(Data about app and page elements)
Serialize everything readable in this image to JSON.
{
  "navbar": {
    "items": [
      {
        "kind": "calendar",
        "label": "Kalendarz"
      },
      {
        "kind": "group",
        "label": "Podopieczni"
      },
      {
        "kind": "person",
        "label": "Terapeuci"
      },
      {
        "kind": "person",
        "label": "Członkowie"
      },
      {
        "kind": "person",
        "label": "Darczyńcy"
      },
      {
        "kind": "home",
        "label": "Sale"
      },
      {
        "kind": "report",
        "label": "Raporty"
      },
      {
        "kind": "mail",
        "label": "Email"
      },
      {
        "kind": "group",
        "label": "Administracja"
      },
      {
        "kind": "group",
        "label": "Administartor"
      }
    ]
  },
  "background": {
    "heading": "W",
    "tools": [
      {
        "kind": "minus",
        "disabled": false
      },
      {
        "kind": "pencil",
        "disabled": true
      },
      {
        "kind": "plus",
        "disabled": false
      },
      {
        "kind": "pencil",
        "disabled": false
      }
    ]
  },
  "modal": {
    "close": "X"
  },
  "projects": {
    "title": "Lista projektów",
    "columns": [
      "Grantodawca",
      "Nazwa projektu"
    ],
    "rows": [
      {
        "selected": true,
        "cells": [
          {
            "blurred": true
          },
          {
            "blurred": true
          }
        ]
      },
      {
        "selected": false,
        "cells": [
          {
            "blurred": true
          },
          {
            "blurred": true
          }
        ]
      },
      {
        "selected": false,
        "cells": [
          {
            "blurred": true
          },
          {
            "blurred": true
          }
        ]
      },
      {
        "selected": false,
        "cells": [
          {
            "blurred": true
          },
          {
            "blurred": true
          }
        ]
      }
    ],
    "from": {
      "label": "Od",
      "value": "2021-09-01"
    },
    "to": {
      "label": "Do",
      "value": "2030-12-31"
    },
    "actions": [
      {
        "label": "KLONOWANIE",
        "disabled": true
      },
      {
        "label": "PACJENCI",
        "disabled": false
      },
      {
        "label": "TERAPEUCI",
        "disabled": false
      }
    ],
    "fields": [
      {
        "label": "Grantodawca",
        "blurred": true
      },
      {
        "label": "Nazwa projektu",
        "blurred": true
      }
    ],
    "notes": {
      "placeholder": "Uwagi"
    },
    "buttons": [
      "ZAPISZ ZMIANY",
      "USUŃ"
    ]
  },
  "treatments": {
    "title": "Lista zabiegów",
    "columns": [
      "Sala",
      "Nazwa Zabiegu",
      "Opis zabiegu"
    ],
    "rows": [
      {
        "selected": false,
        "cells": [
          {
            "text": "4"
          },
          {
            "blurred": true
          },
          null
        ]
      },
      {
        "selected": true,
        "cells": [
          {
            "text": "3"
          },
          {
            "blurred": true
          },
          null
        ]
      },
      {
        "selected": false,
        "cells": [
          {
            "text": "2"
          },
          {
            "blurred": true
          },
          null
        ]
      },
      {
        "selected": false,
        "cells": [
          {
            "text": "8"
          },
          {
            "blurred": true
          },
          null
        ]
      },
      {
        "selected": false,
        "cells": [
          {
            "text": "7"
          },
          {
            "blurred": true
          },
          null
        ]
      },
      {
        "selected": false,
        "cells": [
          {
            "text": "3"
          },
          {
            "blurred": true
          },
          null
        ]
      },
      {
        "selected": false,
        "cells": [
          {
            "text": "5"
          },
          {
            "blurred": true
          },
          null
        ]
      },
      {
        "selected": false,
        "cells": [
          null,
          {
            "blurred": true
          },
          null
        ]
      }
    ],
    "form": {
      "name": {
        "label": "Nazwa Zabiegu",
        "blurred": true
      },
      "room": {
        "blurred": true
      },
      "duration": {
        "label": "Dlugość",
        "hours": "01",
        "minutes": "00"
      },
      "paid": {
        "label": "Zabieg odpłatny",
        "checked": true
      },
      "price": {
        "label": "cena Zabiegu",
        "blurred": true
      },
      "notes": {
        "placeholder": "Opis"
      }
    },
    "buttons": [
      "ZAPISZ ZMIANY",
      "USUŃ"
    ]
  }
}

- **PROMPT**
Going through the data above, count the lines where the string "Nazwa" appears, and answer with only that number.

- **ANSWER FOR THIS EXERCISE**
4